HOW TO COMPLETE THIS TASK =>
Pull every line that includes the word "specified" out of the data below and copy it.

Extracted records
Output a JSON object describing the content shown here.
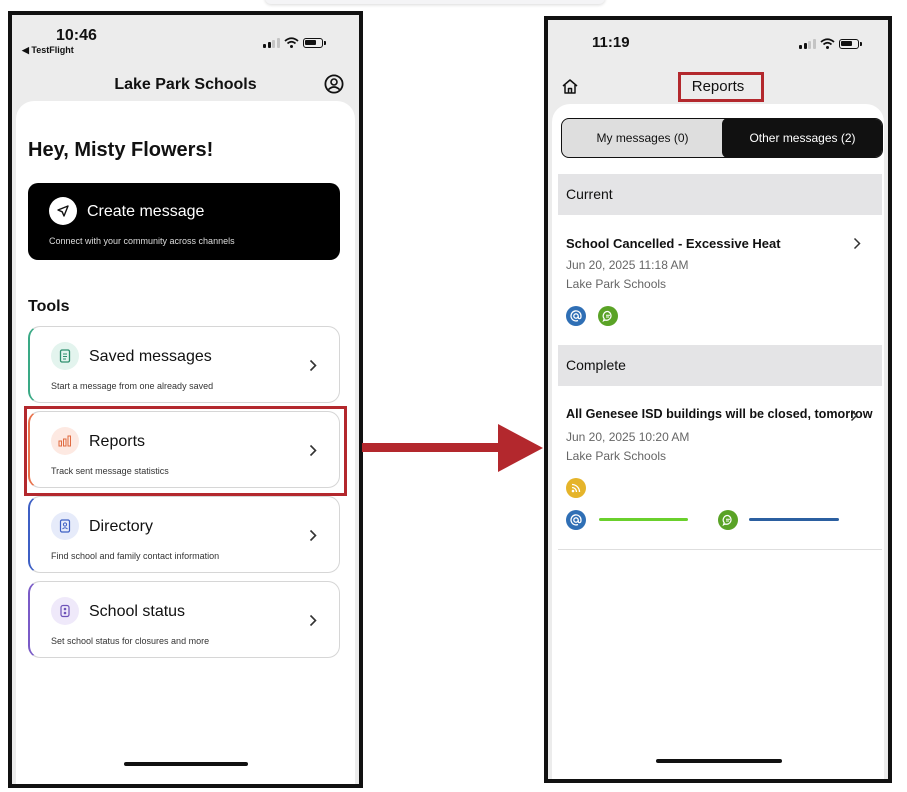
{
  "left_phone": {
    "time": "10:46",
    "back_app": "◀ TestFlight",
    "header_title": "Lake Park Schools",
    "icons": {
      "account": "account-circle-icon",
      "create": "send-icon"
    },
    "greeting": "Hey, Misty Flowers!",
    "create": {
      "label": "Create message",
      "description": "Connect with your community across channels"
    },
    "tools_heading": "Tools",
    "tools": [
      {
        "label": "Saved messages",
        "description": "Start a message from one already saved",
        "icon": "document-icon",
        "accent": "#3aa985",
        "tint": "#e3f4ee"
      },
      {
        "label": "Reports",
        "description": "Track sent message statistics",
        "icon": "bar-chart-icon",
        "accent": "#e8714a",
        "tint": "#fde9e2"
      },
      {
        "label": "Directory",
        "description": "Find school and family contact information",
        "icon": "contact-card-icon",
        "accent": "#3d5fc4",
        "tint": "#e6ebfa"
      },
      {
        "label": "School status",
        "description": "Set school status for closures and more",
        "icon": "status-icon",
        "accent": "#7a5bc7",
        "tint": "#efe9fa"
      }
    ]
  },
  "right_phone": {
    "time": "11:19",
    "header_title": "Reports",
    "icons": {
      "home": "home-icon"
    },
    "tabs": [
      {
        "label": "My messages (0)",
        "active": false
      },
      {
        "label": "Other messages (2)",
        "active": true
      }
    ],
    "sections": [
      {
        "title": "Current",
        "messages": [
          {
            "title": "School Cancelled - Excessive Heat",
            "date": "Jun 20, 2025 11:18 AM",
            "org": "Lake Park Schools",
            "channels": [
              "email",
              "sms"
            ]
          }
        ]
      },
      {
        "title": "Complete",
        "messages": [
          {
            "title": "All Genesee ISD buildings will be closed, tomorrow",
            "date": "Jun 20, 2025 10:20 AM",
            "org": "Lake Park Schools",
            "channels": [
              "rss",
              "email",
              "sms"
            ]
          }
        ]
      }
    ]
  },
  "colors": {
    "highlight": "#b3282d",
    "email_channel": "#2f6fb5",
    "sms_channel": "#5aa326",
    "rss_channel": "#e5b42a",
    "email_progress": "#6ad02c",
    "sms_progress": "#2b5fa0"
  }
}
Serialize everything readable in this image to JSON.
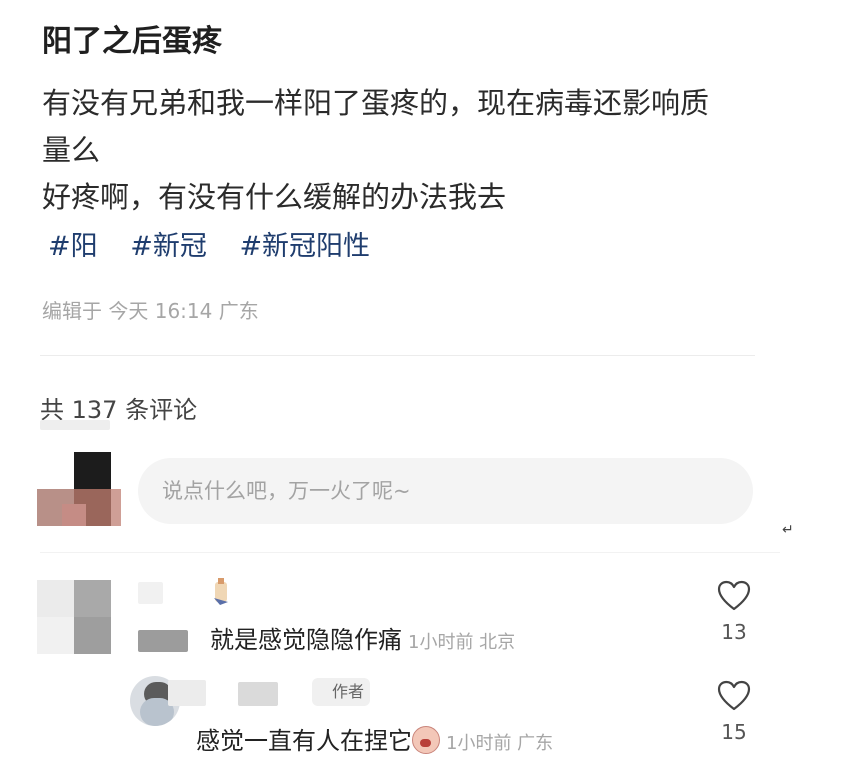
{
  "post": {
    "title": "阳了之后蛋疼",
    "lines": [
      "有没有兄弟和我一样阳了蛋疼的，现在病毒还影响质",
      "量么",
      "好疼啊，有没有什么缓解的办法我去"
    ],
    "tags": [
      "#阳",
      "#新冠",
      "#新冠阳性"
    ],
    "meta": "编辑于 今天 16:14 广东"
  },
  "comments_section": {
    "count_label": "共 137 条评论",
    "input_placeholder": "说点什么吧，万一火了呢~",
    "return_mark": "↵"
  },
  "comments": [
    {
      "text": "就是感觉隐隐作痛",
      "meta": "1小时前 北京",
      "likes": "13"
    },
    {
      "text": "感觉一直有人在捏它",
      "meta": "1小时前 广东",
      "likes": "15",
      "badge": "作者",
      "emoji": "screaming-face-icon"
    }
  ],
  "colors": {
    "tag": "#1f3d6e",
    "meta": "#a6a6a6",
    "input_bg": "#f4f4f4"
  }
}
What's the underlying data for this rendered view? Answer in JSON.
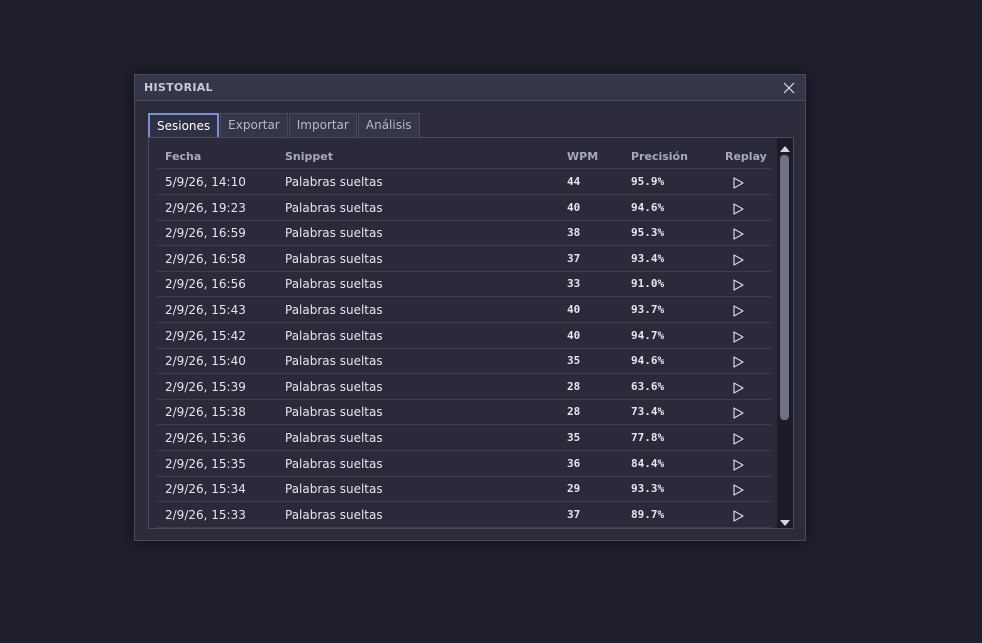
{
  "dialog": {
    "title": "HISTORIAL"
  },
  "tabs": [
    {
      "label": "Sesiones",
      "active": true
    },
    {
      "label": "Exportar",
      "active": false
    },
    {
      "label": "Importar",
      "active": false
    },
    {
      "label": "Análisis",
      "active": false
    }
  ],
  "table": {
    "headers": {
      "fecha": "Fecha",
      "snippet": "Snippet",
      "wpm": "WPM",
      "precision": "Precisión",
      "replay": "Replay"
    },
    "rows": [
      {
        "fecha": "5/9/26, 14:10",
        "snippet": "Palabras sueltas",
        "wpm": "44",
        "precision": "95.9%"
      },
      {
        "fecha": "2/9/26, 19:23",
        "snippet": "Palabras sueltas",
        "wpm": "40",
        "precision": "94.6%"
      },
      {
        "fecha": "2/9/26, 16:59",
        "snippet": "Palabras sueltas",
        "wpm": "38",
        "precision": "95.3%"
      },
      {
        "fecha": "2/9/26, 16:58",
        "snippet": "Palabras sueltas",
        "wpm": "37",
        "precision": "93.4%"
      },
      {
        "fecha": "2/9/26, 16:56",
        "snippet": "Palabras sueltas",
        "wpm": "33",
        "precision": "91.0%"
      },
      {
        "fecha": "2/9/26, 15:43",
        "snippet": "Palabras sueltas",
        "wpm": "40",
        "precision": "93.7%"
      },
      {
        "fecha": "2/9/26, 15:42",
        "snippet": "Palabras sueltas",
        "wpm": "40",
        "precision": "94.7%"
      },
      {
        "fecha": "2/9/26, 15:40",
        "snippet": "Palabras sueltas",
        "wpm": "35",
        "precision": "94.6%"
      },
      {
        "fecha": "2/9/26, 15:39",
        "snippet": "Palabras sueltas",
        "wpm": "28",
        "precision": "63.6%"
      },
      {
        "fecha": "2/9/26, 15:38",
        "snippet": "Palabras sueltas",
        "wpm": "28",
        "precision": "73.4%"
      },
      {
        "fecha": "2/9/26, 15:36",
        "snippet": "Palabras sueltas",
        "wpm": "35",
        "precision": "77.8%"
      },
      {
        "fecha": "2/9/26, 15:35",
        "snippet": "Palabras sueltas",
        "wpm": "36",
        "precision": "84.4%"
      },
      {
        "fecha": "2/9/26, 15:34",
        "snippet": "Palabras sueltas",
        "wpm": "29",
        "precision": "93.3%"
      },
      {
        "fecha": "2/9/26, 15:33",
        "snippet": "Palabras sueltas",
        "wpm": "37",
        "precision": "89.7%"
      }
    ]
  },
  "icons": {
    "close": "close-icon",
    "replay": "play-icon",
    "scroll_up": "arrow-up-icon",
    "scroll_down": "arrow-down-icon"
  },
  "colors": {
    "accent": "#7c8fd6",
    "background": "#1f1f2e",
    "dialog": "#2b2b3c"
  }
}
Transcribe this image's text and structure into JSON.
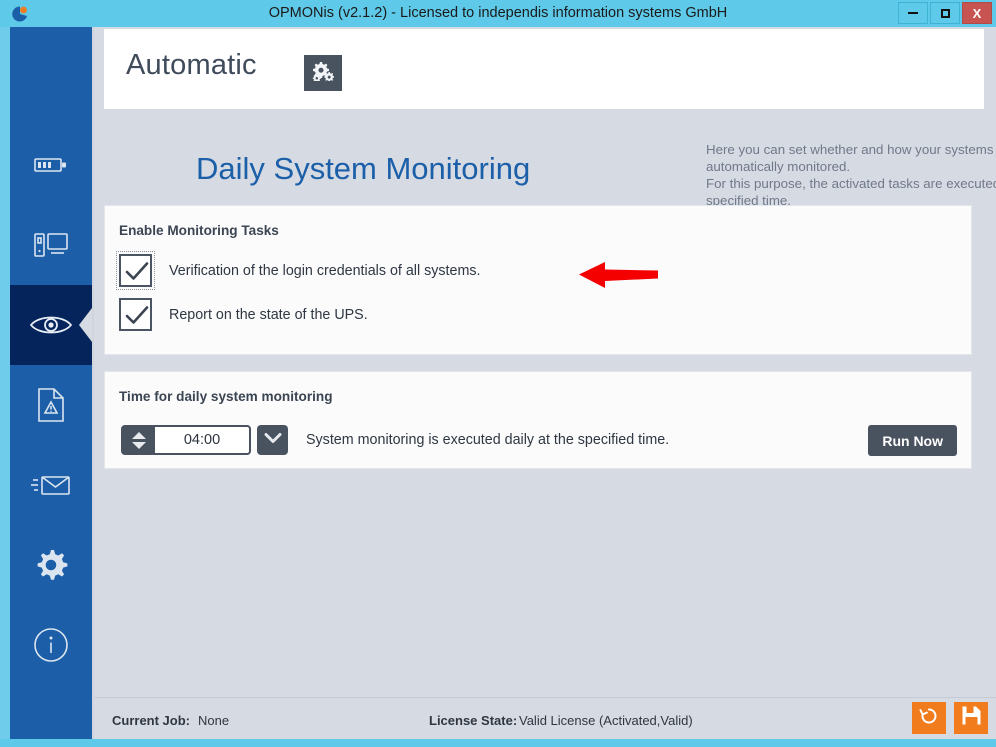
{
  "window": {
    "title": "OPMONis (v2.1.2) - Licensed to independis information systems GmbH",
    "app_icon": "opmonis-logo-icon",
    "controls": {
      "minimize": "minimize-icon",
      "maximize": "maximize-icon",
      "close": "X"
    }
  },
  "sidebar": {
    "items": [
      {
        "name": "battery",
        "icon": "battery-icon",
        "selected": false
      },
      {
        "name": "systems",
        "icon": "computer-monitor-icon",
        "selected": false
      },
      {
        "name": "monitoring",
        "icon": "eye-icon",
        "selected": true
      },
      {
        "name": "reports",
        "icon": "document-warning-icon",
        "selected": false
      },
      {
        "name": "mail",
        "icon": "envelope-icon",
        "selected": false
      },
      {
        "name": "settings",
        "icon": "gear-icon",
        "selected": false
      },
      {
        "name": "info",
        "icon": "info-circle-icon",
        "selected": false
      }
    ]
  },
  "header": {
    "title": "Automatic",
    "gears_button_icon": "gears-icon"
  },
  "page": {
    "section_title": "Daily System Monitoring",
    "description": "Here you can set whether and how your systems are automatically monitored.\nFor this purpose, the activated tasks are executed daily at the specified time."
  },
  "tasks_panel": {
    "heading": "Enable Monitoring Tasks",
    "tasks": [
      {
        "label": "Verification of the login credentials of all systems.",
        "checked": true,
        "focused": true
      },
      {
        "label": "Report on the state of the UPS.",
        "checked": true,
        "focused": false
      }
    ]
  },
  "time_panel": {
    "heading": "Time for daily system monitoring",
    "time_value": "04:00",
    "note": "System monitoring is executed daily at the specified time.",
    "run_now_label": "Run Now",
    "spinner_up_icon": "chevron-up-icon",
    "spinner_down_icon": "chevron-down-icon",
    "dropdown_icon": "chevron-down-icon"
  },
  "annotation": {
    "arrow": "red-left-arrow",
    "color": "#f50000"
  },
  "statusbar": {
    "current_job_label": "Current Job:",
    "current_job_value": "None",
    "license_label": "License State:",
    "license_value": "Valid License (Activated,Valid)",
    "actions": [
      {
        "name": "undo",
        "icon": "undo-arrow-icon"
      },
      {
        "name": "save",
        "icon": "floppy-disk-save-icon"
      }
    ]
  },
  "colors": {
    "titlebar": "#5ec9e8",
    "sidebar": "#1c5fa8",
    "sidebar_selected": "#04245b",
    "accent_blue": "#1b5fa9",
    "content_bg": "#d6dae2",
    "dark_button": "#49525f",
    "orange": "#f07c1e",
    "close_red": "#c75450"
  }
}
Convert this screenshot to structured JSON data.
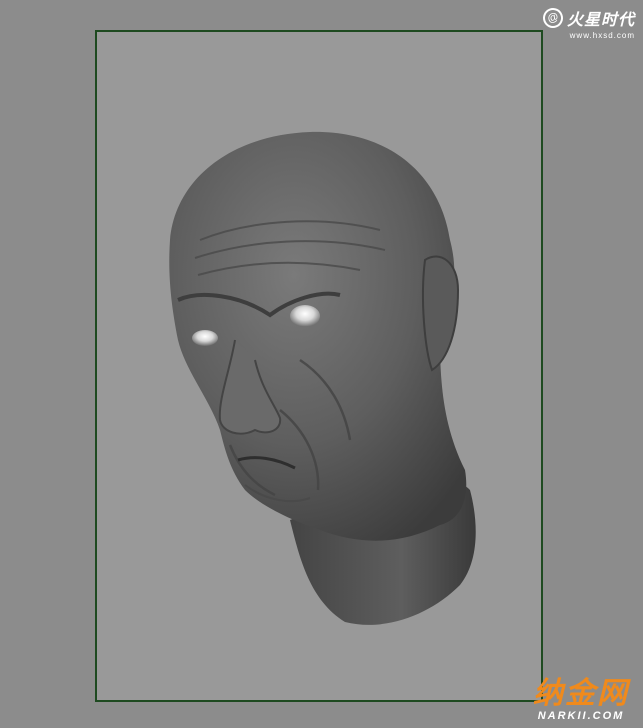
{
  "viewport": {
    "background": "#8c8c8c",
    "gate_color": "#1e4a20"
  },
  "watermark_top": {
    "icon": "swirl-logo-icon",
    "name": "火星时代",
    "url": "www.hxsd.com"
  },
  "watermark_bottom": {
    "name": "纳金网",
    "url": "NARKII.COM",
    "color": "#f08a1c"
  }
}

ANSWER =>
    "description": "Here you can set whether and how your systems are automatically monitored.\nFor this purpose, the activated tasks are executed daily at the specified time."
    "note": "System monitoring is executed daily at the specified time.",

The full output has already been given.